TASK TO CARRY OUT:
Check each line of the entries for the string "JSON". Report only how many lines have it.

[App and web page records]
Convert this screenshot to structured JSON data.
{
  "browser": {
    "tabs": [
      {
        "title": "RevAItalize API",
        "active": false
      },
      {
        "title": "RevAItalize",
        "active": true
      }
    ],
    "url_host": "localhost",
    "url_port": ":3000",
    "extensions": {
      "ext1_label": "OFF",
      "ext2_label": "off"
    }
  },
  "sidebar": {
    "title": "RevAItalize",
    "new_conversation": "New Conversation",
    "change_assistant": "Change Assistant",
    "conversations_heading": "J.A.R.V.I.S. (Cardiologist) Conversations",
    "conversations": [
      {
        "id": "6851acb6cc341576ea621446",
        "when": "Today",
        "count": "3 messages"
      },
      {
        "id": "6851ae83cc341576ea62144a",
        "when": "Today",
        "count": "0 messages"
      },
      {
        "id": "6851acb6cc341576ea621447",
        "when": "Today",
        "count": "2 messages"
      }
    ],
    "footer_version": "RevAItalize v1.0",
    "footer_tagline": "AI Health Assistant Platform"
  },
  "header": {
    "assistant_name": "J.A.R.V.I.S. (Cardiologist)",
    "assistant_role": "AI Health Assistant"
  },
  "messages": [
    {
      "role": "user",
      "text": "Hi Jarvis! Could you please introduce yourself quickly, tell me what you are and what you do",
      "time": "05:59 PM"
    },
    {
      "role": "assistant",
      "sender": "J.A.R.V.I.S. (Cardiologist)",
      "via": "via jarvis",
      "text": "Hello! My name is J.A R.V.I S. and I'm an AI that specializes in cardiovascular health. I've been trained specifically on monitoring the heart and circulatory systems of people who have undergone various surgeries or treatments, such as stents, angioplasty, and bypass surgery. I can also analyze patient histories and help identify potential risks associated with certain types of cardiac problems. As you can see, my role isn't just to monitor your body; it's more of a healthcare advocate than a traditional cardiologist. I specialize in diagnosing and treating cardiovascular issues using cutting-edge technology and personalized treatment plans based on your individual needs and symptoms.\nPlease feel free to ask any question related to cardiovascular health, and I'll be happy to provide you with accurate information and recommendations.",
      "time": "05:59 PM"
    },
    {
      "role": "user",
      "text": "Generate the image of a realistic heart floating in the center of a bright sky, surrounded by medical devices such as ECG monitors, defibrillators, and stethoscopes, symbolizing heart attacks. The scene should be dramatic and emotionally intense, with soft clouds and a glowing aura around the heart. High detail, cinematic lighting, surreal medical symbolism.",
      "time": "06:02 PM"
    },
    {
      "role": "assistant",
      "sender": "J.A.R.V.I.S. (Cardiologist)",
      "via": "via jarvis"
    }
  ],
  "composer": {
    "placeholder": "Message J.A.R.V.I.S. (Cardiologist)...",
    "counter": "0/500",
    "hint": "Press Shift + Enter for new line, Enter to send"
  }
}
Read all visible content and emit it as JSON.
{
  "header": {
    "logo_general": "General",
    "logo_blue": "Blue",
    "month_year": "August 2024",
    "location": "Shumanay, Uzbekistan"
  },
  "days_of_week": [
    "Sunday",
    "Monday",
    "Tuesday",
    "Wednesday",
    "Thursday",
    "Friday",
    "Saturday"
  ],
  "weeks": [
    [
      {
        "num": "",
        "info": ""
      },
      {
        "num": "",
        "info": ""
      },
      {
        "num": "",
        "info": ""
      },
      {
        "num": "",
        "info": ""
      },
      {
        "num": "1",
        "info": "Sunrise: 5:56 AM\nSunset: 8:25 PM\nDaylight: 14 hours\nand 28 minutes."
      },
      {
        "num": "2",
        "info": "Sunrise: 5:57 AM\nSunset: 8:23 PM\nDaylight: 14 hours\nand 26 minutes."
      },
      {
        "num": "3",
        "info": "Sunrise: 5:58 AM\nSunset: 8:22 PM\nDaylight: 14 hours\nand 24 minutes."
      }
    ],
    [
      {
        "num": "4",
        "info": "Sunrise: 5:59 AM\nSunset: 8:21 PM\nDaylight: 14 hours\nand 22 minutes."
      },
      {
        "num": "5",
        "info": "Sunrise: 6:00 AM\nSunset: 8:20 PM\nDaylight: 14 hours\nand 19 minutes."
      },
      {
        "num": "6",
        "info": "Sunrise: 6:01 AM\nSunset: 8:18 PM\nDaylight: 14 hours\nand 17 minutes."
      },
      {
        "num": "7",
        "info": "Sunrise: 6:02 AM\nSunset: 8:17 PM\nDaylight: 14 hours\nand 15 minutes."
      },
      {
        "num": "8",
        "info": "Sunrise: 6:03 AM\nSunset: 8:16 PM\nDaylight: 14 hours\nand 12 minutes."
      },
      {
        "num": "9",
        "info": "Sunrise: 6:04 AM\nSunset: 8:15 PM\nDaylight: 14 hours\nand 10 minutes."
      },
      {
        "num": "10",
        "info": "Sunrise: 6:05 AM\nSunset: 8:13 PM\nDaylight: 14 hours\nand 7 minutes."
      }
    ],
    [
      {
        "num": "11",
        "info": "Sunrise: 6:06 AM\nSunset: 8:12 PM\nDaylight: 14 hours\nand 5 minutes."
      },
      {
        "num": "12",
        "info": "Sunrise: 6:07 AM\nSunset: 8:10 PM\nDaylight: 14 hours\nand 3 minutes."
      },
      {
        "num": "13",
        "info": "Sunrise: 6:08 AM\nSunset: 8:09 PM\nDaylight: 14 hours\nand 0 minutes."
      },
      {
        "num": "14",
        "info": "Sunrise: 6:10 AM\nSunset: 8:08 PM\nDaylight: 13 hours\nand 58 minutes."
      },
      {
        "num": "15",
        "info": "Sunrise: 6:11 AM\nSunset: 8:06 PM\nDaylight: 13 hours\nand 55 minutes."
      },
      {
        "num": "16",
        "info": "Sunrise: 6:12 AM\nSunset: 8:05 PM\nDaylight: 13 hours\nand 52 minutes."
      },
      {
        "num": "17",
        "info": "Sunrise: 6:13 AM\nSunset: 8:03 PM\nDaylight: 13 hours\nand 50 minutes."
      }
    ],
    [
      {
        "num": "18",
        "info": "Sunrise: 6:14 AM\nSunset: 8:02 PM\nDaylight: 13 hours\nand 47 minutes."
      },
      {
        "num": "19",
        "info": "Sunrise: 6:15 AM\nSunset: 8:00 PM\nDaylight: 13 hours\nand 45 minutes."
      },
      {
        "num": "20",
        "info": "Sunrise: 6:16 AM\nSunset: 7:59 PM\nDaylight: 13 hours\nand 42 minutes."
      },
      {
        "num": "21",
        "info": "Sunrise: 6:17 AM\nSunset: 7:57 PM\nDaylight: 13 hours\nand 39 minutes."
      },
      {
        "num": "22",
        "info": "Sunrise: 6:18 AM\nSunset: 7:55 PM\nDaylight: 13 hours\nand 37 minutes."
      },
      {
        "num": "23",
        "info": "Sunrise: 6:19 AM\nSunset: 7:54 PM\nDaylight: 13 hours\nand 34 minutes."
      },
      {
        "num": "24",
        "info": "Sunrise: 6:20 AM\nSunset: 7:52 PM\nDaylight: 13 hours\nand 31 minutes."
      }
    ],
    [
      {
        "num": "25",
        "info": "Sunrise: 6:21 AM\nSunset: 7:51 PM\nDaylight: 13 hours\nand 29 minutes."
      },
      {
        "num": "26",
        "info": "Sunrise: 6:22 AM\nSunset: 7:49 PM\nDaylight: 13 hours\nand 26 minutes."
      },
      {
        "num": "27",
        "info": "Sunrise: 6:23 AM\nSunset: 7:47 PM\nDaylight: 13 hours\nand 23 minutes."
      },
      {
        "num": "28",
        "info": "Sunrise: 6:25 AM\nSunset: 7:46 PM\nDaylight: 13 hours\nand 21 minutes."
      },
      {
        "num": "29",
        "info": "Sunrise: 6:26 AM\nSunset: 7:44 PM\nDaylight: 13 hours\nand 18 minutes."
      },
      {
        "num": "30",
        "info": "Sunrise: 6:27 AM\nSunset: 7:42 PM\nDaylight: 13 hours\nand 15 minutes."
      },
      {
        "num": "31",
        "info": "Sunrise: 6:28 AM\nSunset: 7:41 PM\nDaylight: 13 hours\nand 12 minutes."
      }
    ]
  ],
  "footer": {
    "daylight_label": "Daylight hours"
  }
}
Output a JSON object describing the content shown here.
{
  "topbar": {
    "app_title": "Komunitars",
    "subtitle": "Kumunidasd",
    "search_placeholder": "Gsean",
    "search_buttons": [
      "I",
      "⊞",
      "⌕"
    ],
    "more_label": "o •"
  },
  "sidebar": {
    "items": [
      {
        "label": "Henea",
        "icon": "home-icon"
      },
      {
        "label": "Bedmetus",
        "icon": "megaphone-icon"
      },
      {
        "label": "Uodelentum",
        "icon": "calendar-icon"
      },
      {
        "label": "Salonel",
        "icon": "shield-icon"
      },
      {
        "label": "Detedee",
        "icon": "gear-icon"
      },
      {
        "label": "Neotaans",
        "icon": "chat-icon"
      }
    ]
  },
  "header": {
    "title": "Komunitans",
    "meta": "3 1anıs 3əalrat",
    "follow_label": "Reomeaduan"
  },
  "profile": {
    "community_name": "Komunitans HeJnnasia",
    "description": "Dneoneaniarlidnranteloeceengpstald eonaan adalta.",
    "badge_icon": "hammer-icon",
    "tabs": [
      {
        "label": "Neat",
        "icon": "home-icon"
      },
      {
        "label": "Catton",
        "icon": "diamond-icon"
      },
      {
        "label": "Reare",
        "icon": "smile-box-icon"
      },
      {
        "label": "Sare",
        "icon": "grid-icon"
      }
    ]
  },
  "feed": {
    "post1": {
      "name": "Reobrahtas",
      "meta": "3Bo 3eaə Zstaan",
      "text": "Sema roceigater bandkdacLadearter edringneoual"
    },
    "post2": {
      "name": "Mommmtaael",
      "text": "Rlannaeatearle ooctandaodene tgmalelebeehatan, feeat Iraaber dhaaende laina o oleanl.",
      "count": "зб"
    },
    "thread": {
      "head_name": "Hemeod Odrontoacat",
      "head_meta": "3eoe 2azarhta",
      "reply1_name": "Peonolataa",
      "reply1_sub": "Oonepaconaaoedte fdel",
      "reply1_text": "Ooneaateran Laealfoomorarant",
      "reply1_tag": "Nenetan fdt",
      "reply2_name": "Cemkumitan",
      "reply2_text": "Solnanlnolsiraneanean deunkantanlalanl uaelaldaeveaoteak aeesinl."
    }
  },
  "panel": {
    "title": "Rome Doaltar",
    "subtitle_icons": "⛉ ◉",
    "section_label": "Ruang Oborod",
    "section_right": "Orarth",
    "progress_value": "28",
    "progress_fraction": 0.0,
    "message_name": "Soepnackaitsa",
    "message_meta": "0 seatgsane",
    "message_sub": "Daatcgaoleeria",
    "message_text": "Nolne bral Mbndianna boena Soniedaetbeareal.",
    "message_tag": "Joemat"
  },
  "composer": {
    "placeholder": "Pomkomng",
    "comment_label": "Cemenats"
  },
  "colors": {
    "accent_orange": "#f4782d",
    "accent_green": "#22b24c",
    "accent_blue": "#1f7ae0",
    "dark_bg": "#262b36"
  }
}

RESULT:
3